_REQUIRED WORK_. Pull every line with the word "contrib" out of the entries below.

SUPPLIED MATERIAL below:

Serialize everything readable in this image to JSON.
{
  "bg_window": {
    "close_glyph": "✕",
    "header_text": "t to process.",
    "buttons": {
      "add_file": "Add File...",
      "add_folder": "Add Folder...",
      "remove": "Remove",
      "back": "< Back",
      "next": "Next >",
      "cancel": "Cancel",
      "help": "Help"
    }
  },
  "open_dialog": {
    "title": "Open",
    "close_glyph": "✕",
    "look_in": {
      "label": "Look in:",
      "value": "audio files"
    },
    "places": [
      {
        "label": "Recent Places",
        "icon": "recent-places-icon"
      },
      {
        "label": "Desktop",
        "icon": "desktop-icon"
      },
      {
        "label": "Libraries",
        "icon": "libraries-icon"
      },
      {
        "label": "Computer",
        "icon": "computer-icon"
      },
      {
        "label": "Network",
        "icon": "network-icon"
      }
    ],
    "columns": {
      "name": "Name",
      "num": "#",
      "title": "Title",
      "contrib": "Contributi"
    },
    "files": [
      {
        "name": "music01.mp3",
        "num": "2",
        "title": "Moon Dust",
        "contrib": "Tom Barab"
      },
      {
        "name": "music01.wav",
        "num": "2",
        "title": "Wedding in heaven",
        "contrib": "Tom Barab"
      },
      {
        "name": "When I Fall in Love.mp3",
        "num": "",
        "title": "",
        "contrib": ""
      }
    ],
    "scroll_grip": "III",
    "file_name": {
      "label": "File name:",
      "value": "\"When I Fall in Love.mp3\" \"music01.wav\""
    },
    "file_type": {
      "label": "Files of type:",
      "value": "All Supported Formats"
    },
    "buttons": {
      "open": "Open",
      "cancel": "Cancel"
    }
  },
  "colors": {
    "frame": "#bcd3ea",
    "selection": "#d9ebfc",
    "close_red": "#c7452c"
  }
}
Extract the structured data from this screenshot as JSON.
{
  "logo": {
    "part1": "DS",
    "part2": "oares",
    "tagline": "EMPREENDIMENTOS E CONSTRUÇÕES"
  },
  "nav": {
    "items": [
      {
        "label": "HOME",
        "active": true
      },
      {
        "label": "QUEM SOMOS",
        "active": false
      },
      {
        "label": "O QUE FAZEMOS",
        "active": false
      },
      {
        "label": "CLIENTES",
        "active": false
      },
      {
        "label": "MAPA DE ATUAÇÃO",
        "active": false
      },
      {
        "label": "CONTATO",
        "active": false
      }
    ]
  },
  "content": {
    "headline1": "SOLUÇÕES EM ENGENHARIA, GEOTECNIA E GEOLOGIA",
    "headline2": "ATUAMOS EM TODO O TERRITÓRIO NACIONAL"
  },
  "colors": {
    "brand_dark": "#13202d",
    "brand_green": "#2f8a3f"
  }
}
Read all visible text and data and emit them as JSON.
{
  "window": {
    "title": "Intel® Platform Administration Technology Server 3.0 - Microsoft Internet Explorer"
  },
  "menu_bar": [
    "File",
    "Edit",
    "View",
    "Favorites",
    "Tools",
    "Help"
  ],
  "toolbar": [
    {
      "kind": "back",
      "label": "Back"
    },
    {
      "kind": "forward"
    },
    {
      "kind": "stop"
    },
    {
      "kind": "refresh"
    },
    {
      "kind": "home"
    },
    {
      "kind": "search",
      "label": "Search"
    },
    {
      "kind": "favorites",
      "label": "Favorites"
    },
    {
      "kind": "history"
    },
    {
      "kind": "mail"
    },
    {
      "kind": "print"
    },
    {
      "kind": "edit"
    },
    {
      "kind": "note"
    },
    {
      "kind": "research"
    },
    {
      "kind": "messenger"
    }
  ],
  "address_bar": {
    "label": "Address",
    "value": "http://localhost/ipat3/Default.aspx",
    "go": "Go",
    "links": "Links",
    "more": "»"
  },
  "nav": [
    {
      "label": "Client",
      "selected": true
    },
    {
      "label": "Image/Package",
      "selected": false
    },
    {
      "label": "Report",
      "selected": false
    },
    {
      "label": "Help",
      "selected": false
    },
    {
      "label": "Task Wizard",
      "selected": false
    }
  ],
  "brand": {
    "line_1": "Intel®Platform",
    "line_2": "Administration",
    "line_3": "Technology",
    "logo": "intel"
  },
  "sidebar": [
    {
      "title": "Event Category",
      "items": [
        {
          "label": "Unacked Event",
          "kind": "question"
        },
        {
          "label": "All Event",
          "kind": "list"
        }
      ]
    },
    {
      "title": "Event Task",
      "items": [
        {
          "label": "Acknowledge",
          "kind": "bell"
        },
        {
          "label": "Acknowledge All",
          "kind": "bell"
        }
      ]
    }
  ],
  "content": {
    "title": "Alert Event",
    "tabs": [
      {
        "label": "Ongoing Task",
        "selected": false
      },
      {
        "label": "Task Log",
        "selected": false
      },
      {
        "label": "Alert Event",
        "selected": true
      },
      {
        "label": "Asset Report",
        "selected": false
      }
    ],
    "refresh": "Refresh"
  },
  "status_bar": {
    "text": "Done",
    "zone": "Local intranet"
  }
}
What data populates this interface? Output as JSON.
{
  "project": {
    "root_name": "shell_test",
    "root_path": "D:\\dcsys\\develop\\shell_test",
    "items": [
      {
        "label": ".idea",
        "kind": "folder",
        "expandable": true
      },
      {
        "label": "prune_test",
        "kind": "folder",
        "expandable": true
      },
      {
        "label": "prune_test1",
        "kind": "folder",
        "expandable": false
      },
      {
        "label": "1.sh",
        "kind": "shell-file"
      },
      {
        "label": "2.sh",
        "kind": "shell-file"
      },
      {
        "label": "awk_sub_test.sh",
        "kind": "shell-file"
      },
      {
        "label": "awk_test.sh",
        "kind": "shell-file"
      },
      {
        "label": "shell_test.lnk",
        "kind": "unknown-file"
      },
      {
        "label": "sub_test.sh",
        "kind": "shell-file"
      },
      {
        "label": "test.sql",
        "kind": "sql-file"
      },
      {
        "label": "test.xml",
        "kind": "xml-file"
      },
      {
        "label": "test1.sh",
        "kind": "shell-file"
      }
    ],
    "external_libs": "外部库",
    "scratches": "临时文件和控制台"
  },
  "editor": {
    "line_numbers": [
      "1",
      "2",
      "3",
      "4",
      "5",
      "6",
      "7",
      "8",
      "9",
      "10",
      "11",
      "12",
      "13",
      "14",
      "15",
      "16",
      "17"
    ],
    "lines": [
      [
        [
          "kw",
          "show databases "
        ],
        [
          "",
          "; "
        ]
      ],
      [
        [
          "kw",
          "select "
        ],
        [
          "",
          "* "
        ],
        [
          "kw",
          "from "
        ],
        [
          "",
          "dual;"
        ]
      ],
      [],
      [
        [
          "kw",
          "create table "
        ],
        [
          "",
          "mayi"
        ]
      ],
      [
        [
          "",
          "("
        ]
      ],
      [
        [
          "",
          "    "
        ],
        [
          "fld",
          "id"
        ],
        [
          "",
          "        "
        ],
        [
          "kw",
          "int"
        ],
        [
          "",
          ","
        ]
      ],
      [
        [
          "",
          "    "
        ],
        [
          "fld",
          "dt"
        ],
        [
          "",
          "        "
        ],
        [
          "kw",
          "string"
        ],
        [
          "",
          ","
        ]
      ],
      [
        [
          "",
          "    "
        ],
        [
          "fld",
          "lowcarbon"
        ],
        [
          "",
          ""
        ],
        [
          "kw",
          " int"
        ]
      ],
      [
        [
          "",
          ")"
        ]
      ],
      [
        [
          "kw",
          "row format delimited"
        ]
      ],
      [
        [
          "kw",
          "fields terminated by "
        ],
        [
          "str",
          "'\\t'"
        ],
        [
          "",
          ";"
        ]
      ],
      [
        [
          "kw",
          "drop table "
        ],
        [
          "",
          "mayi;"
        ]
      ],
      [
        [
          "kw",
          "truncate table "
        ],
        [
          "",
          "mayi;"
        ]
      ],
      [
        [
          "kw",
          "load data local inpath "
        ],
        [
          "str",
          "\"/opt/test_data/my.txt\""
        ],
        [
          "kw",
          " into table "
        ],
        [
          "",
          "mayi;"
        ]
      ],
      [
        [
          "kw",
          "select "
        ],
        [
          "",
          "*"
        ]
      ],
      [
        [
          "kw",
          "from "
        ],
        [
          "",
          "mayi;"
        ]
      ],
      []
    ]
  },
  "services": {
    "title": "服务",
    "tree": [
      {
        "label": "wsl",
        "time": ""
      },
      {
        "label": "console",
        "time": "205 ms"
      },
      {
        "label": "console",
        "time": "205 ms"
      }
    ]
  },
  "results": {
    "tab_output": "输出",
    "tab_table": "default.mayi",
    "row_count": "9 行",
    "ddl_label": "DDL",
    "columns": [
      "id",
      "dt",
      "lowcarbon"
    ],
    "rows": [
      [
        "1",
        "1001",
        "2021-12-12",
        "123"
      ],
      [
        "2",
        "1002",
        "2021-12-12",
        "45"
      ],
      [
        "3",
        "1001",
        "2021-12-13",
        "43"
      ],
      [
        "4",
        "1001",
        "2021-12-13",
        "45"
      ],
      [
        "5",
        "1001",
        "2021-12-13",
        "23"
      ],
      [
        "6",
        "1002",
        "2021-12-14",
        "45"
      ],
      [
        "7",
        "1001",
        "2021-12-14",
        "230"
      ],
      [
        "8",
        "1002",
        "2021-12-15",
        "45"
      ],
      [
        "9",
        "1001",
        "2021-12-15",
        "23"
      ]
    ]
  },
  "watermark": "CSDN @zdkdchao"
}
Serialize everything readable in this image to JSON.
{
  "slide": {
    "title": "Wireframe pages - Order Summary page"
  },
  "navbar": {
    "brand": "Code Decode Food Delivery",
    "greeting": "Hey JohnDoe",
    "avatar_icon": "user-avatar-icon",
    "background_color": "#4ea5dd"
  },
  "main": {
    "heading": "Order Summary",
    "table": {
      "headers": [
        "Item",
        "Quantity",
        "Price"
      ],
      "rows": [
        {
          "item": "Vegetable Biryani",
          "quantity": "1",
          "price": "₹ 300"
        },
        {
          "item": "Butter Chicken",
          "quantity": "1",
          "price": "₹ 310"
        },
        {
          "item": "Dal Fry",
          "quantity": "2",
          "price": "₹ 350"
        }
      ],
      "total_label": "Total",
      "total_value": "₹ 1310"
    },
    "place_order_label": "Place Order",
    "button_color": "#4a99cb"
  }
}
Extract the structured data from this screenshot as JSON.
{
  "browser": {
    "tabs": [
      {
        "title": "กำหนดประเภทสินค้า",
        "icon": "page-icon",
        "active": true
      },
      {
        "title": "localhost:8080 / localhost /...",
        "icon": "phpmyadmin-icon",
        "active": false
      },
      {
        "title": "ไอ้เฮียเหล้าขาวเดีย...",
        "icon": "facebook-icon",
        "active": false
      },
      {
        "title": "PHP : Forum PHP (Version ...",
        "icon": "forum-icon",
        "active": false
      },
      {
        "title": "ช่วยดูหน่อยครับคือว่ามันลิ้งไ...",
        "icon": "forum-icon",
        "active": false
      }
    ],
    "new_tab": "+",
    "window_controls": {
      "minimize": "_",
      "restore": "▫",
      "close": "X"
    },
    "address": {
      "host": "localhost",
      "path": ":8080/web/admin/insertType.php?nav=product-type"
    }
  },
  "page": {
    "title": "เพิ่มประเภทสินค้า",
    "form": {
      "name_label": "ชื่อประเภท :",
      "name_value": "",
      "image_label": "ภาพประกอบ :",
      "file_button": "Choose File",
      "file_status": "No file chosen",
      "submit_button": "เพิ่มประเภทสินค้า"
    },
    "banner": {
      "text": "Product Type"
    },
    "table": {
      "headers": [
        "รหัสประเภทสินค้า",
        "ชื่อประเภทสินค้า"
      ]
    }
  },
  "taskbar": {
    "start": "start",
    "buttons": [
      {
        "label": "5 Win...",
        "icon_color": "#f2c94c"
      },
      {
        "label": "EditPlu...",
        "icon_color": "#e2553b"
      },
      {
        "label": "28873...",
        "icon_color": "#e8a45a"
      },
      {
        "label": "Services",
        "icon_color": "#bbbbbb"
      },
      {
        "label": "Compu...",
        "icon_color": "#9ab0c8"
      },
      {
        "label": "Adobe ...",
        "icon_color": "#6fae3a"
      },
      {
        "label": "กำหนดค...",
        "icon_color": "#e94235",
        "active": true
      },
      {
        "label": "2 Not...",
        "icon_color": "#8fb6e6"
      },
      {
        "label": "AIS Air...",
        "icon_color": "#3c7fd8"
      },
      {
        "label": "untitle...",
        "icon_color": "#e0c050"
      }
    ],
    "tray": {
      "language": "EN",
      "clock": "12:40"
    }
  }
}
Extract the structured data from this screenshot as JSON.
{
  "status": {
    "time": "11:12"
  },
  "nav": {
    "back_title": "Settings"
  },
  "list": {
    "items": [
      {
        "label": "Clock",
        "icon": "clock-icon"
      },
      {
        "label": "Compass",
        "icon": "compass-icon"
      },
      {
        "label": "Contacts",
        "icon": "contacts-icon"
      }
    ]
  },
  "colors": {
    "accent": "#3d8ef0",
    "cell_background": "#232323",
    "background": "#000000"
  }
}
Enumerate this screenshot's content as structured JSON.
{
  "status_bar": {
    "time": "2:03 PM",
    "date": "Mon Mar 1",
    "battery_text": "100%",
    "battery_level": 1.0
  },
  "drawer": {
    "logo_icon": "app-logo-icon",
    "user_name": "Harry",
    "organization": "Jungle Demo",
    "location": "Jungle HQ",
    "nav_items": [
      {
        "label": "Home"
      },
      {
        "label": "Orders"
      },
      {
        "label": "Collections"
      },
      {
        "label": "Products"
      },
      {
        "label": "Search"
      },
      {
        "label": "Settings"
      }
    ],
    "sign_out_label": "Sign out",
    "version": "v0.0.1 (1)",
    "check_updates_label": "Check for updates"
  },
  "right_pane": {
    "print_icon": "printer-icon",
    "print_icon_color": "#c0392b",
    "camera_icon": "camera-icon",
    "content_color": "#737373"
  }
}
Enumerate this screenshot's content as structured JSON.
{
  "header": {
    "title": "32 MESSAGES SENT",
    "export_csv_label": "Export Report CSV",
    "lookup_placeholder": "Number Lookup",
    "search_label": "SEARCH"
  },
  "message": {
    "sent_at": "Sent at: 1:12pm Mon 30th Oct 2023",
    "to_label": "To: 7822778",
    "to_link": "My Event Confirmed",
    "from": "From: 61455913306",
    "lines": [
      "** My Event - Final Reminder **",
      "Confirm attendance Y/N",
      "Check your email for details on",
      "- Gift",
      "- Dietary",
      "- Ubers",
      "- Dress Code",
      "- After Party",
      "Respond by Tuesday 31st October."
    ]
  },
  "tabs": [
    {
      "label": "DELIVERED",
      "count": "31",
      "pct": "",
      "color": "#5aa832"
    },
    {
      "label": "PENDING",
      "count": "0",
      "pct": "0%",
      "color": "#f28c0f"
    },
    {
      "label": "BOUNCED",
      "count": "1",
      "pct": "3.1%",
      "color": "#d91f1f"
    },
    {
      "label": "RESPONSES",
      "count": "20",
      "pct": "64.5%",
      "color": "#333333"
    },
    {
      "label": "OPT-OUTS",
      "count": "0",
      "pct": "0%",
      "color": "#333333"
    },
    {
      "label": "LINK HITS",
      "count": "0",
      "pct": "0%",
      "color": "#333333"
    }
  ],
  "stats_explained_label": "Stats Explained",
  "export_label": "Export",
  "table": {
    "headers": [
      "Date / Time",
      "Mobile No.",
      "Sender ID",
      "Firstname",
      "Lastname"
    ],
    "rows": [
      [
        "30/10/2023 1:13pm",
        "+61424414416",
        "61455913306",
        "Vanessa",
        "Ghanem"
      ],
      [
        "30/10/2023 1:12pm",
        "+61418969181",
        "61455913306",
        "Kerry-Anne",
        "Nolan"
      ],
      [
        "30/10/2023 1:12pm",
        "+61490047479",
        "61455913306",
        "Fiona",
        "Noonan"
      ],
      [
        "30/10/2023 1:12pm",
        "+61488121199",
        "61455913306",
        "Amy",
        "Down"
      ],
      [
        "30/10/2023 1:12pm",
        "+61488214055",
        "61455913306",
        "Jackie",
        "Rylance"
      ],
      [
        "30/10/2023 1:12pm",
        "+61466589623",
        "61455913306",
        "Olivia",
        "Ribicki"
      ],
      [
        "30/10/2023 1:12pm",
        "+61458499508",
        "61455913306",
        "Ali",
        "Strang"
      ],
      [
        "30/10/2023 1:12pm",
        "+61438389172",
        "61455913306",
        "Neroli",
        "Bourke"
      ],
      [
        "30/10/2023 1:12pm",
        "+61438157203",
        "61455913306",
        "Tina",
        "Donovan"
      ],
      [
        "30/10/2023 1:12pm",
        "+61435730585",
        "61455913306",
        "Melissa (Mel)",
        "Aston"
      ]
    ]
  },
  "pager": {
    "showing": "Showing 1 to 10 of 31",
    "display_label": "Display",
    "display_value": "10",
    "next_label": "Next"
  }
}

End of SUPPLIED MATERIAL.

_PROBLEM SOLUTION_.
      "contrib": "Contributi"
        "contrib": "Tom Barab"
        "contrib": "Tom Barab"
        "contrib": ""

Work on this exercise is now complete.